Task item =
Report only how many lines of the entries below contain the string "JSON".

══════════

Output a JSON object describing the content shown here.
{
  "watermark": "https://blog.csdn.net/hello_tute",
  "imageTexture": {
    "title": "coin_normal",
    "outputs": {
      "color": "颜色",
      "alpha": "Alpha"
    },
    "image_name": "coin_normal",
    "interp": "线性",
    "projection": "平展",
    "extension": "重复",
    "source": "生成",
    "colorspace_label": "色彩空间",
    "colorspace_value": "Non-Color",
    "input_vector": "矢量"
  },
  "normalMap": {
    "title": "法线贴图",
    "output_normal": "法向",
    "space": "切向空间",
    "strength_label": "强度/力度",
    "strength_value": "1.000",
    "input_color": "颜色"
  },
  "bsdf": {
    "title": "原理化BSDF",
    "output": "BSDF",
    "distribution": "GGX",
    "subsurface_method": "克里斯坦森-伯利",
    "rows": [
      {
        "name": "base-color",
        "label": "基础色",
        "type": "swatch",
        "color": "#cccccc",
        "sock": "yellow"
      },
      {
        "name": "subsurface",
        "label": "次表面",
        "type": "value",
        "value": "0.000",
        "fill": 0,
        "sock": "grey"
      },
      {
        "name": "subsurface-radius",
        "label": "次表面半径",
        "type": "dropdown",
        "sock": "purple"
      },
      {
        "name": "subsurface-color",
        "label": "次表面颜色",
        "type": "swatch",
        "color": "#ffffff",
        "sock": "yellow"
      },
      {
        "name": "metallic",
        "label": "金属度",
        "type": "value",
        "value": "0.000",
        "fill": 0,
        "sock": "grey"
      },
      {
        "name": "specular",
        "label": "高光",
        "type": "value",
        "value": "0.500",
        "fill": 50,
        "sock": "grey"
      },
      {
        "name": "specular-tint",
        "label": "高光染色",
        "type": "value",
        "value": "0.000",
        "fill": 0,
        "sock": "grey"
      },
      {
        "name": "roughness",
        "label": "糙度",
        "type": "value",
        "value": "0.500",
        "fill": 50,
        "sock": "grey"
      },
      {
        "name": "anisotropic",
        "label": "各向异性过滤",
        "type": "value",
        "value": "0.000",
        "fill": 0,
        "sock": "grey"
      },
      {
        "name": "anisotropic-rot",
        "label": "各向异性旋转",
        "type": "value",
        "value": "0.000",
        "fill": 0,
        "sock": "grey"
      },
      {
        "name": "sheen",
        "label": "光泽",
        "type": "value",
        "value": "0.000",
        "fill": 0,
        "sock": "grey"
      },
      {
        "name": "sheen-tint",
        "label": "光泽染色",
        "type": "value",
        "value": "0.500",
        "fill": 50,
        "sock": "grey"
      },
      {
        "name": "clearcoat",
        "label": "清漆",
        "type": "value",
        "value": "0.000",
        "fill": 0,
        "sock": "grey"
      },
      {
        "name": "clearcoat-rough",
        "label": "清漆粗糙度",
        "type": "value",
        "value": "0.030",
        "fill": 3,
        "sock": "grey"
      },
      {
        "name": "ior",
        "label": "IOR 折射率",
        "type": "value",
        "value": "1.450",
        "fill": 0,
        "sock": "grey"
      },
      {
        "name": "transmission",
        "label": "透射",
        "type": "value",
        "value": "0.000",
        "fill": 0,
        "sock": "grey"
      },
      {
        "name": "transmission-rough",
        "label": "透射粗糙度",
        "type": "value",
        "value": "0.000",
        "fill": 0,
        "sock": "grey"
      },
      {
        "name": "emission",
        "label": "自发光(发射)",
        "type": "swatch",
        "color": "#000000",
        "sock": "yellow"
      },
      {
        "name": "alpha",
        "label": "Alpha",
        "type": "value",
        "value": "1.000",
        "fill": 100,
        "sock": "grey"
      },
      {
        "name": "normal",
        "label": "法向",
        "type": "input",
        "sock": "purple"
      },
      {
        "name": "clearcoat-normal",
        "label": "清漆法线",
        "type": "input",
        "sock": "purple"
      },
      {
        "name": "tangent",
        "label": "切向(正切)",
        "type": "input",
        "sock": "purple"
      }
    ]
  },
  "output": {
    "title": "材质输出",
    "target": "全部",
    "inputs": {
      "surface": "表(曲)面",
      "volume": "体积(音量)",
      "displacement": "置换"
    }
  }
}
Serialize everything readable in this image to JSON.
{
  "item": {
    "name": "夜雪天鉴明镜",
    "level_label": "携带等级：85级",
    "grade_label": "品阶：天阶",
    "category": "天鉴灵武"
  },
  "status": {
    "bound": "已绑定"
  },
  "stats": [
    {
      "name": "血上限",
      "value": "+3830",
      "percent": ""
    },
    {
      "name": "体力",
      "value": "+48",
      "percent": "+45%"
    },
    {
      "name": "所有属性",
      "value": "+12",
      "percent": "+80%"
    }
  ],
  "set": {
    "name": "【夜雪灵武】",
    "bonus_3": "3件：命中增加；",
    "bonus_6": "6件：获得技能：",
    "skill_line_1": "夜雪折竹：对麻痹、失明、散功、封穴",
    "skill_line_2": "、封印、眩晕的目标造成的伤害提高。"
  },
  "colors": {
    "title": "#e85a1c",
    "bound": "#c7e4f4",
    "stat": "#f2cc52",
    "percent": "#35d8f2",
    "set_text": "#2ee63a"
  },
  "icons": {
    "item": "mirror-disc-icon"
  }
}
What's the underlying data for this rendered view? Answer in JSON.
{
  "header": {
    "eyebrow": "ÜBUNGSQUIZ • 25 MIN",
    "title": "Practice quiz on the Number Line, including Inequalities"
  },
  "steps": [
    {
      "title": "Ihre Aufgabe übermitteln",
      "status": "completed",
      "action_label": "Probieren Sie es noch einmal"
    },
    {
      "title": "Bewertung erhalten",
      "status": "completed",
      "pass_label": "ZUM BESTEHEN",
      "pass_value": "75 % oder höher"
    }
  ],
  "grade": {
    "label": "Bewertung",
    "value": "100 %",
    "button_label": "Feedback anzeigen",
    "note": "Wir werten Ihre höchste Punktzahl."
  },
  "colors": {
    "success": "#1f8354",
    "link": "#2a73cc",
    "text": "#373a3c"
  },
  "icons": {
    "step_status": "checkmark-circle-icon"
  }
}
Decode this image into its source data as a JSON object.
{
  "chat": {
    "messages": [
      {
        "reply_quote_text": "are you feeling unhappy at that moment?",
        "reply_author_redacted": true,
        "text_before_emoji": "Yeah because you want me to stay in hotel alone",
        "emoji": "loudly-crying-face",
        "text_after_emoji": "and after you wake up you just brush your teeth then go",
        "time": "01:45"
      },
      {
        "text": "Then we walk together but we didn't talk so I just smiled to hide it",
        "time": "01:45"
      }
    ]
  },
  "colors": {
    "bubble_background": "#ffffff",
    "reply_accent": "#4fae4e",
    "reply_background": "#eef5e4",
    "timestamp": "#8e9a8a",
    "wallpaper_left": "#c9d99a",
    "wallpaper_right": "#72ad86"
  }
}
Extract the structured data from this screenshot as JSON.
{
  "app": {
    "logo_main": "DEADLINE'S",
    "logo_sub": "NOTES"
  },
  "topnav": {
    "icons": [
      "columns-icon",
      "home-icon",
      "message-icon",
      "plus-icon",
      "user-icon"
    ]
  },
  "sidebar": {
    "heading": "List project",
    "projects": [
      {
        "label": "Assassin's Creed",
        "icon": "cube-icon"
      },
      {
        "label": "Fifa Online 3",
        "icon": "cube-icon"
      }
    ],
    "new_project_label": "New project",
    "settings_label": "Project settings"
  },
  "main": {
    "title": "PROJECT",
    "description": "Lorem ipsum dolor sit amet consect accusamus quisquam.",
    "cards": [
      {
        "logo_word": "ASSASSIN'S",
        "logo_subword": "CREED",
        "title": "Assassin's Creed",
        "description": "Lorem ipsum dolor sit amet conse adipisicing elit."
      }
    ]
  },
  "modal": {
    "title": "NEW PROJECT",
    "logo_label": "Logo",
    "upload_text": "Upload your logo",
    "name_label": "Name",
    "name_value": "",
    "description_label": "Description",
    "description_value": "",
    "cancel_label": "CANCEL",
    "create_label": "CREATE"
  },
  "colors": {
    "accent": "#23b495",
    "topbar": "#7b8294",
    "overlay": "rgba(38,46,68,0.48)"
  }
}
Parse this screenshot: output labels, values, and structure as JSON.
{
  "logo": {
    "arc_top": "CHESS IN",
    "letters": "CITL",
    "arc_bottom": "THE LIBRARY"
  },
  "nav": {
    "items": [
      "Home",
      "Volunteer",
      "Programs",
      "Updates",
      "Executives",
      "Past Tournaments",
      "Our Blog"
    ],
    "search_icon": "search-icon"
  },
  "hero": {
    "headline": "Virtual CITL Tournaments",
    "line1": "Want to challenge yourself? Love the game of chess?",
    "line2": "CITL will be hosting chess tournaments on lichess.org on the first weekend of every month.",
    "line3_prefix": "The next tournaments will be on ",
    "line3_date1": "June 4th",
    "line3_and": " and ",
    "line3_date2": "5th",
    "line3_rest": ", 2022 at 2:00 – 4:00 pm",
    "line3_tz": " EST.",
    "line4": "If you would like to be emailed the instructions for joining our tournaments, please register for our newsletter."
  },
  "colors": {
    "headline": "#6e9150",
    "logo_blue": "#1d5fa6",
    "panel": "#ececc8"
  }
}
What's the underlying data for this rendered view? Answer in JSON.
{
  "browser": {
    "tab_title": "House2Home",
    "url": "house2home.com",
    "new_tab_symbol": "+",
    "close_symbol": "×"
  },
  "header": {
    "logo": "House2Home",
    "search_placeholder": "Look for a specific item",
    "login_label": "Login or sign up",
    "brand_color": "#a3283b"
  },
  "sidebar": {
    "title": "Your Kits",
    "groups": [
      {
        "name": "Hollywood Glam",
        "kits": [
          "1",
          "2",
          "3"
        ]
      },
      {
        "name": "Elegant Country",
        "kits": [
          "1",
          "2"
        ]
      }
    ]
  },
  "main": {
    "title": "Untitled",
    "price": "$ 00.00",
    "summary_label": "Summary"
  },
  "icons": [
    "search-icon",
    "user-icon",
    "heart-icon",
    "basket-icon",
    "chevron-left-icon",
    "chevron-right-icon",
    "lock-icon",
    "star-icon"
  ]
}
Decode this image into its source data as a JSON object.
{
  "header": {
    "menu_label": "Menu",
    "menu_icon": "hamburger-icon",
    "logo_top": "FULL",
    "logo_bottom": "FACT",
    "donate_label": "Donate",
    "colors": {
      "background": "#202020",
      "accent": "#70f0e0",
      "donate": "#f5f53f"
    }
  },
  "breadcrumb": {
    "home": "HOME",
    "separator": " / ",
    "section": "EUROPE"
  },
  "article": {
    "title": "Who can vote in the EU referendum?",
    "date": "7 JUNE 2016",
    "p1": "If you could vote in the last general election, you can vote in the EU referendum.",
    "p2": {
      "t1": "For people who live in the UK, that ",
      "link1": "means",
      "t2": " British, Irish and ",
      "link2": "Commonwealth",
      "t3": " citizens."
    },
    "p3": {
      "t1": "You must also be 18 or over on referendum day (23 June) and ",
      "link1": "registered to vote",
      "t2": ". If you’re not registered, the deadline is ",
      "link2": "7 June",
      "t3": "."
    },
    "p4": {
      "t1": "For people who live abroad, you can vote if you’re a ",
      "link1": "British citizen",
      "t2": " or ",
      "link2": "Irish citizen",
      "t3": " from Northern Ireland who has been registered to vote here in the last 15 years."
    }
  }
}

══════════

Your solution =
8